This report from UK think tank Chatham House looks at the opportunities for building resilience in the circular economies.
The circular economy has gained prominence in Latin America and the Caribbean (LAC) in recent years as an approach to sustainable development. Countries in the region have either implemented or are planning new circular economy policies, public initiatives and roadmaps. The COVID-19 pandemic has revealed significant shortcomings in the linear economy – the vulnerability of global value chains, the depletion of natural resources and the exacerbation of social inequalities. The circular economy offers an alternative framework for a more resilient and inclusive economic model in LAC countries. A successful transition towards the circular economy in LAC will depend on the widespread adoption of Industry 4.0 technologies.
Industry 4.0 is a key enabler of the circular economy, allowing new business models to be profitable while reducing environmental impacts. LAC governments need to support a circular economy transition through a technology lens, to guarantee both added value and sustainability. LAC countries must invest more in research and development in order to take full advantage of Industry 4.0 technologies and apply them to a circular economy transition. Investment in science and technology is still comparatively low, equating on average to just 0.66 per cent of GDP across the region, with enterprises (public and private) financing only about 36 per cent of that share. Social and environmental justice considerations are of equal importance in the circular economy model. A ‘just transition’ approach is important to ensure that the circular economy does not perpetuate existing inequalities of the linear economic model, or damage livelihoods through new technologies and the automation of jobs. A social innovation-based approach to the circular economy in the LAC region can reduce poverty while promoting human development and sustainable consumption patterns for a more resilient and inclusive society. Good governance and the establishment of transparent, rules-based institutions at the national level are crucial for a successful and inclusive circular economy transition in the region. Providing a stable investment environment and functioning markets for business, as well as addressing inequality, are all crucial for success.

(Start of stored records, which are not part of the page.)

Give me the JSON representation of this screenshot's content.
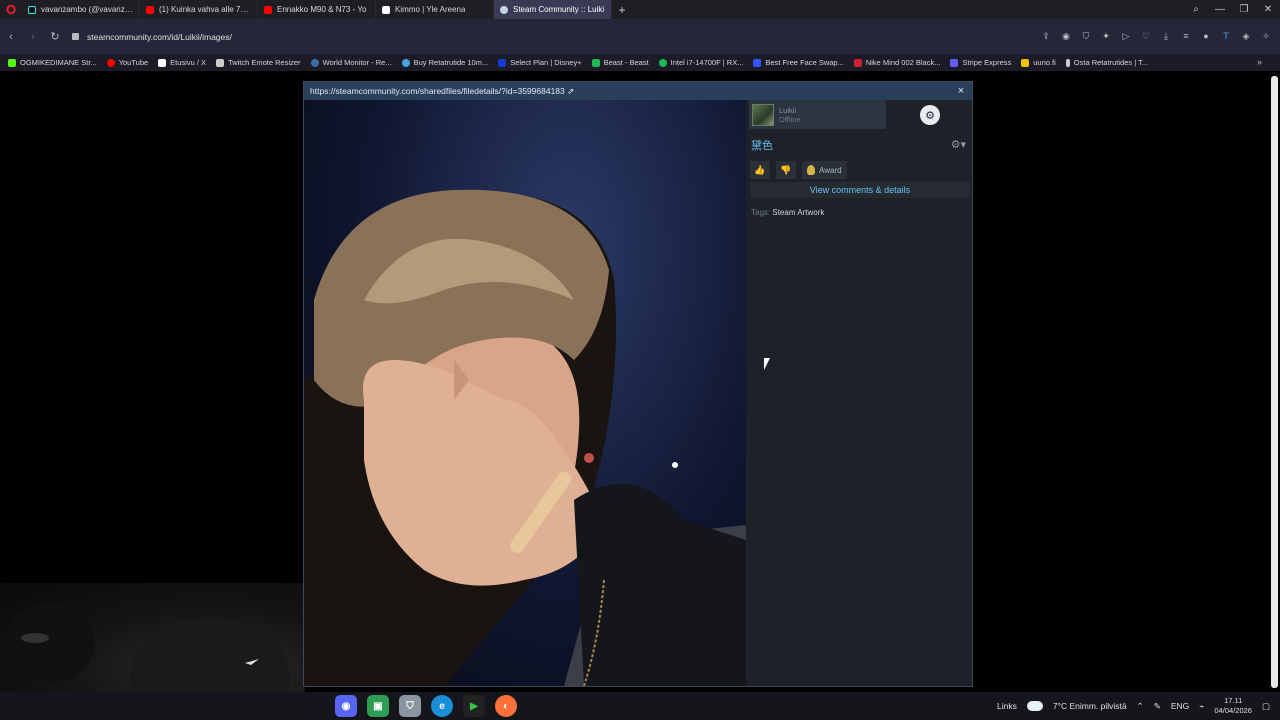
{
  "tabs": [
    {
      "label": "vavanzambo (@vavanzam",
      "color": "#111111",
      "active": false
    },
    {
      "label": "(1) Kuinka vahva alle 73 k",
      "color": "#ff0000",
      "active": false
    },
    {
      "label": "Ennakko M90 & N73 - Yo",
      "color": "#ff0000",
      "active": false
    },
    {
      "label": "Kimmo | Yle Areena",
      "color": "#ffffff",
      "active": false
    },
    {
      "label": "Steam Community :: Luiki",
      "color": "#1b2838",
      "active": true
    }
  ],
  "address": {
    "url": "steamcommunity.com/id/Luikii/images/"
  },
  "bookmarks": [
    {
      "label": "OGMIKEDIMANE Str...",
      "color": "#53fc18"
    },
    {
      "label": "YouTube",
      "color": "#ff0000"
    },
    {
      "label": "Etusivu / X",
      "color": "#ffffff"
    },
    {
      "label": "Twitch Emote Resizer",
      "color": "#cccccc"
    },
    {
      "label": "World Monitor - Re...",
      "color": "#3a6ea5"
    },
    {
      "label": "Buy Retatrutide 10m...",
      "color": "#4aa3df"
    },
    {
      "label": "Select Plan | Disney+",
      "color": "#113ccf"
    },
    {
      "label": "Beast - Beast",
      "color": "#1db954"
    },
    {
      "label": "Intel i7-14700F | RX...",
      "color": "#1db954"
    },
    {
      "label": "Best Free Face Swap...",
      "color": "#3355ff"
    },
    {
      "label": "Nike Mind 002 Black...",
      "color": "#cc2233"
    },
    {
      "label": "Stripe Express",
      "color": "#635bff"
    },
    {
      "label": "uuno.fi",
      "color": "#f2c200"
    },
    {
      "label": "Osta Retatrutides | T...",
      "color": "#cccccc"
    }
  ],
  "modal": {
    "link": "https://steamcommunity.com/sharedfiles/filedetails/?id=3599684183 ⇗",
    "close": "×",
    "author_name": "Luikii",
    "author_status": "Offline",
    "title": "黛色",
    "award_label": "Award",
    "comments_label": "View comments & details",
    "tags_prefix": "Tags:",
    "tag": "Steam Artwork"
  },
  "taskbar": {
    "links": "Links",
    "weather": "7°C  Enimm. pilvistä",
    "lang": "ENG",
    "time": "17.11",
    "date": "04/04/2026"
  }
}
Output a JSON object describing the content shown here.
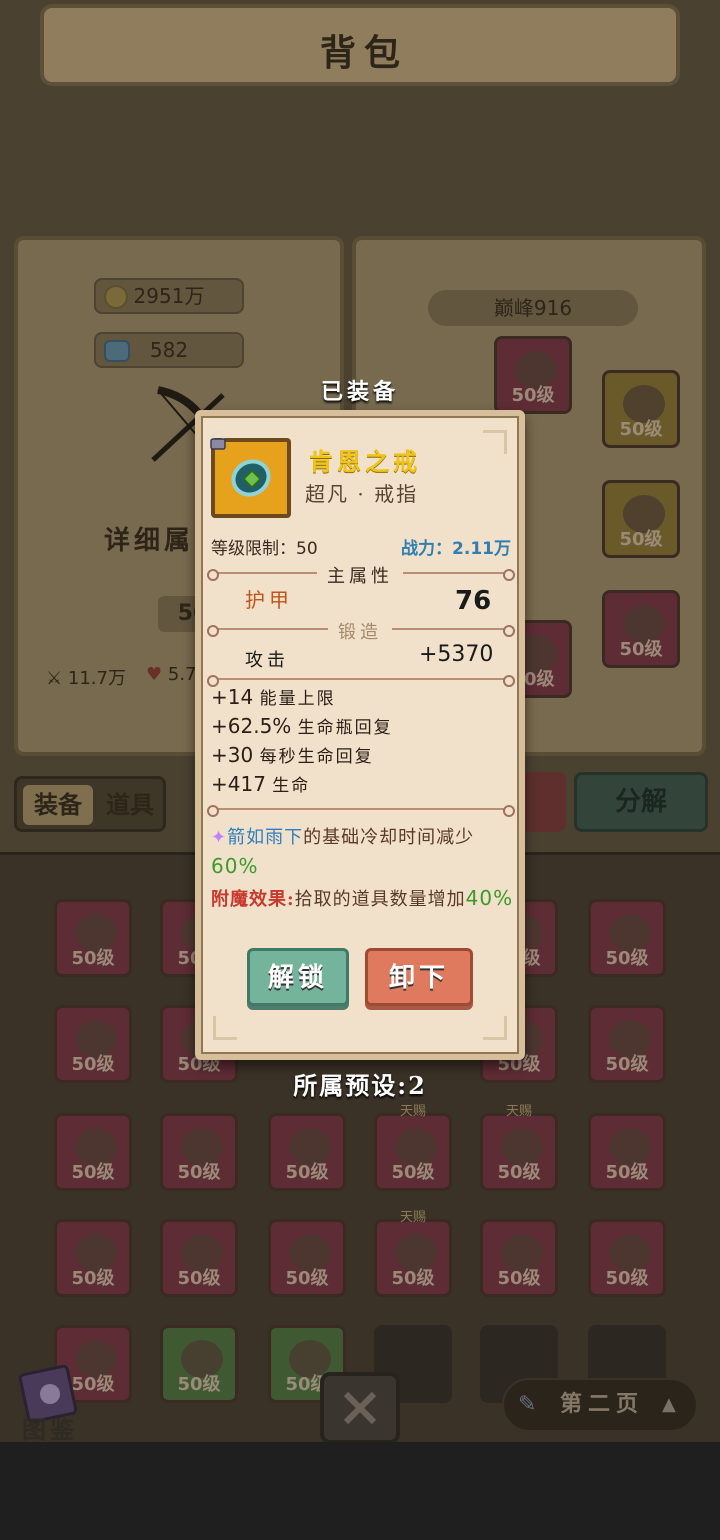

At the regional level, strategies can be designed to ensure that countries coordinate to support national and subnational regions in the transition. The current financing situation for the circular economy in the LAC region is limited mainly to the provision of international development finance for waste management and recycling, which are at the lower end of the valorization hierarchy within the circular economy. Over the next decade there could be substantial changes across the region in waste management, which will need to be financed. It is important to attract both domestic and foreign investments beyond the waste management sector to make the transition to a circular economy possible. The three major industrial areas that are a priority for the circular economy in LAC are the mining and extractives sector, waste management and recycling, and the bioeconomy. Circular economy practices in the mining sector are essential for reducing environmental impacts and social risks. They will also improve the sector’s competitiveness as demand for primary metals and minerals falls due to urban mining and advances in product reuse, material recovery and recycling technologies. In the waste management and recycling sector, circular economy practices could reduce the amount of waste that is either landfilled or burned. Meanwhile, the bioeconomy offers major opportunities for sustainable food systems and agriculture in the region, which can help avoid trade-offs between economic, social and environmental objectives.Read Full Report